Given the volatility inherent in cryptocurrencies, few (if any) investors would associate the term “risk-free” with bitcoin.
Yet as the price of bitcoin has rallied hard with the prospects of a U.S. bitcoin ETF, the closest thing to a risk-free cryptocurrency trade has emerged yet again.
Like the aurora borealis, the risk-free bitcoin trade is a seasonal phenomenon that traders eagerly anticipate when it makes its appearance – the basis trade.
A basis trade is a simple financial trading strategy which consists of the purchase of a particular financial instrument or commodity and the sale of its related derivative.
Traders can make “risk-free” money when there is a significant price difference between the underlying commodity and its derivative, which is otherwise called a “spread.”
With a sharp rally in bitcoin’s price, bullish sentiment has driven the price of bitcoin futures skyrocketing and a simple basis trade would be to buy bitcoin today, at its spot price, while also selling the price of a bitcoin future.

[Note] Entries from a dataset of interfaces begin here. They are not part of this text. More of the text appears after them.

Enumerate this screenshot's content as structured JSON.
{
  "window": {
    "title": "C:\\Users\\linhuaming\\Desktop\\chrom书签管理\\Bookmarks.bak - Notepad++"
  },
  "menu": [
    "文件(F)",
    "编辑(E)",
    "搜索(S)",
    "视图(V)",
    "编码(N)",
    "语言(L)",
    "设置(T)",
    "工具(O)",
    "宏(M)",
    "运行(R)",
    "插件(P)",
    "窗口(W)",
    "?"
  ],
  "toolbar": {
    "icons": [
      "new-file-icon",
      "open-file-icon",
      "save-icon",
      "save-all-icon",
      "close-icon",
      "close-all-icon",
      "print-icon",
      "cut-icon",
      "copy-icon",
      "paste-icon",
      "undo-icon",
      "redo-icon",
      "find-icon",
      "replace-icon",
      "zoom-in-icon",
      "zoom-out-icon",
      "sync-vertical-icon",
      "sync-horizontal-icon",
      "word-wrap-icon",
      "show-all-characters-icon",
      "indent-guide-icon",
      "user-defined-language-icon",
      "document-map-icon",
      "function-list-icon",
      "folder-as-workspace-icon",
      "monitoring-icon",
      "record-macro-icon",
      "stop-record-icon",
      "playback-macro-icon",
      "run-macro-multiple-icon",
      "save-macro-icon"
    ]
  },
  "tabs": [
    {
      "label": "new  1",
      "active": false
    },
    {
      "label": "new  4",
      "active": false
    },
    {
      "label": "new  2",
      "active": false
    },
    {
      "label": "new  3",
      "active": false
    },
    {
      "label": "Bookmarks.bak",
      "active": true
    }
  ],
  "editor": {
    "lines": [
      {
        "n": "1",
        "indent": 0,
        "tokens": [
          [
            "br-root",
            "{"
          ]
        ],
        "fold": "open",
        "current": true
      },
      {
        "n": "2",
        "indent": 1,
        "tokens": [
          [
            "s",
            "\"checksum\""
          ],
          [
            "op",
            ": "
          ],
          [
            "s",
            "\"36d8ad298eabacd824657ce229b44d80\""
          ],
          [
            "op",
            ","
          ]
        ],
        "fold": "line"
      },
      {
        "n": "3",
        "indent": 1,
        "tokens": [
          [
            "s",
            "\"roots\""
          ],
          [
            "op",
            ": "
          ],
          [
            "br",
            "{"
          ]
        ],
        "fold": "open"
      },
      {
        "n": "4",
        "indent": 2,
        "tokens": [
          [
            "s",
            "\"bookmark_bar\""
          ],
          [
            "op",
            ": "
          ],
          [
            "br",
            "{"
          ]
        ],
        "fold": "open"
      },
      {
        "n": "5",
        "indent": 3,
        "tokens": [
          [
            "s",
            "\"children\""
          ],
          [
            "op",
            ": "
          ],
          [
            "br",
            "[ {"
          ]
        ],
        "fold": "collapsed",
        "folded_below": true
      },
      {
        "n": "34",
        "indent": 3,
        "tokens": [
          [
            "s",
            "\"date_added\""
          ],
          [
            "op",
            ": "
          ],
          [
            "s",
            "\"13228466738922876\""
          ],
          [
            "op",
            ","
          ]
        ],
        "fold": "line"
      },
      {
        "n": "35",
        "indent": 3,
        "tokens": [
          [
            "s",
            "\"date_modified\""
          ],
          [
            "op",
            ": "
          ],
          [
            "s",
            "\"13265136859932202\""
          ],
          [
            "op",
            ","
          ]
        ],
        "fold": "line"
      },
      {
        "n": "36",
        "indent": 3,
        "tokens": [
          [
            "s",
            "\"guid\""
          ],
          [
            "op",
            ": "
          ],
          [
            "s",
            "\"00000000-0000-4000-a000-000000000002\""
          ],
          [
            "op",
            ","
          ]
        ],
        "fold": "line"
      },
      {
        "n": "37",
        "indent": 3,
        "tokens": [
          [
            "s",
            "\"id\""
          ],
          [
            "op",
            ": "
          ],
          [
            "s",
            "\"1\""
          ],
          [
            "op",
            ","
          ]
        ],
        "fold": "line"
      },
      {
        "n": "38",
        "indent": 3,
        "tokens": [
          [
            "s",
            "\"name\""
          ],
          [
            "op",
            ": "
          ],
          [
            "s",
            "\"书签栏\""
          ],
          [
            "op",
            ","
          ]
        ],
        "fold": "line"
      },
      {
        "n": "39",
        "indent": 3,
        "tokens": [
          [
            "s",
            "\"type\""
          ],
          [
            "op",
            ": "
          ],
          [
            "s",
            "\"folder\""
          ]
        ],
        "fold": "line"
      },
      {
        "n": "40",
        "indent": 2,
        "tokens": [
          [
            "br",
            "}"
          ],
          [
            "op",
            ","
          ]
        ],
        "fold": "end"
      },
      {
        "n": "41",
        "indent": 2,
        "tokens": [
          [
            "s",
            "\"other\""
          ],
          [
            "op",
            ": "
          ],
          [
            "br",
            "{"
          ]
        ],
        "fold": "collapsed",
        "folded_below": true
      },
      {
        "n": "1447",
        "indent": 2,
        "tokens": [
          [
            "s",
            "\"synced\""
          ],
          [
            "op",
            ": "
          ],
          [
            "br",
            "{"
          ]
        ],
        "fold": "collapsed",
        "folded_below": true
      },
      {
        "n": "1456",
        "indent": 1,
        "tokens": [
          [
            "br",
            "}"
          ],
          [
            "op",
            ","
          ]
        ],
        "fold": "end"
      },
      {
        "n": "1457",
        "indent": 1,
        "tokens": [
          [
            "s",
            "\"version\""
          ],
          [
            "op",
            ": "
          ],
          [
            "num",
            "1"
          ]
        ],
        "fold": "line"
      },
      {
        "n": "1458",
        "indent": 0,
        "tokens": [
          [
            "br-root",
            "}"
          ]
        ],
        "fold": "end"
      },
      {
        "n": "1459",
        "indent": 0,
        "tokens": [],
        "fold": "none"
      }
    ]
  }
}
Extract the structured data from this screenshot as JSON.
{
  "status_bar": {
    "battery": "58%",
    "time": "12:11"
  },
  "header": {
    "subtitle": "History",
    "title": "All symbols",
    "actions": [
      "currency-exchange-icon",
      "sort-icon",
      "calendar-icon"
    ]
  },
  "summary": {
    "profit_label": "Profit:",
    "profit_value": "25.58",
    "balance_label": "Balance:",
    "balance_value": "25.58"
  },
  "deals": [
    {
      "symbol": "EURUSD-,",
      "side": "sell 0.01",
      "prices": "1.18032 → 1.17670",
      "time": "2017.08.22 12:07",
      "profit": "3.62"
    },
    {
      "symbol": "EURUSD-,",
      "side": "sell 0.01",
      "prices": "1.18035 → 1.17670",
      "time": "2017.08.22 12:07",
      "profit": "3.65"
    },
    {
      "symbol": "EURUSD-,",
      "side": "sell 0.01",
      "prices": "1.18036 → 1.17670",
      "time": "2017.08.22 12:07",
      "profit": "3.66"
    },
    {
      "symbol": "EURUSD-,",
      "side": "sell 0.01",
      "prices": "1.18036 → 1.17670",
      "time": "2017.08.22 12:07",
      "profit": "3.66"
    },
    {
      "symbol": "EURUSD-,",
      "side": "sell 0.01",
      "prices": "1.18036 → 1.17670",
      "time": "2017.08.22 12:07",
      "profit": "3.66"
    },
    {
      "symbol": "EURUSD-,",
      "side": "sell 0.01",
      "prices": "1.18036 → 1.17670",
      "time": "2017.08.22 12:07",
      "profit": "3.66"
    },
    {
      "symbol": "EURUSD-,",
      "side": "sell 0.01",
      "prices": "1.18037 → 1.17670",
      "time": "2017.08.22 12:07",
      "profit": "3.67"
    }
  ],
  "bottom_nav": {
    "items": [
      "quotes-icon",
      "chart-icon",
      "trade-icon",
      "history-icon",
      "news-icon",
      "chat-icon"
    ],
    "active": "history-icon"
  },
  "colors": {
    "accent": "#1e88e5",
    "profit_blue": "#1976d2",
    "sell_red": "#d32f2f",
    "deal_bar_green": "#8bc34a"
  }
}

Say the price of bitcoin is US$62,000 today, a trader would buy that bitcoin today and sell a future for delivery on December 31, 2021 at US$70,000, because futures typically trade at a price premium to spot, a phenomenon called “contango.”
If the price of bitcoin were to fall, the trader may lose on the spot price of the bitcoin they’re holding, but they’ll make on the futures contract because of the delivery at the higher price.
Whereas if the price of bitcoin was to soar above the futures price, the trader would make on the spot bitcoin that they’re holding, despite losing on the futures contract.
As the price of bitcoin rises, as it is now, the contango trade becomes more crowded and eventually arbitragers will trade out that spread, which is what happens in the traditional financial markets, but given that cryptocurrency trading still revolves around retail investors, takes far longer to happen.
But given the spreads available now, anywhere from 6% to as high as 10% in dollar terms, there is plenty of upside in the “risk-free” trade.
The risk is when retail investors get sucked into the trade by more professional traders who buy bitcoin on the low, then bid up the price of the long-dated futures contract and sell that off into the strength of the market.
And the “risk-free” isn’t always available either.
Earlier this year, a broad selloff in cryptocurrencies saw spreads squeezed out of the market.
But like the aurora borealis, traders are cashing in on the seasonal occurrence and minting money in the process.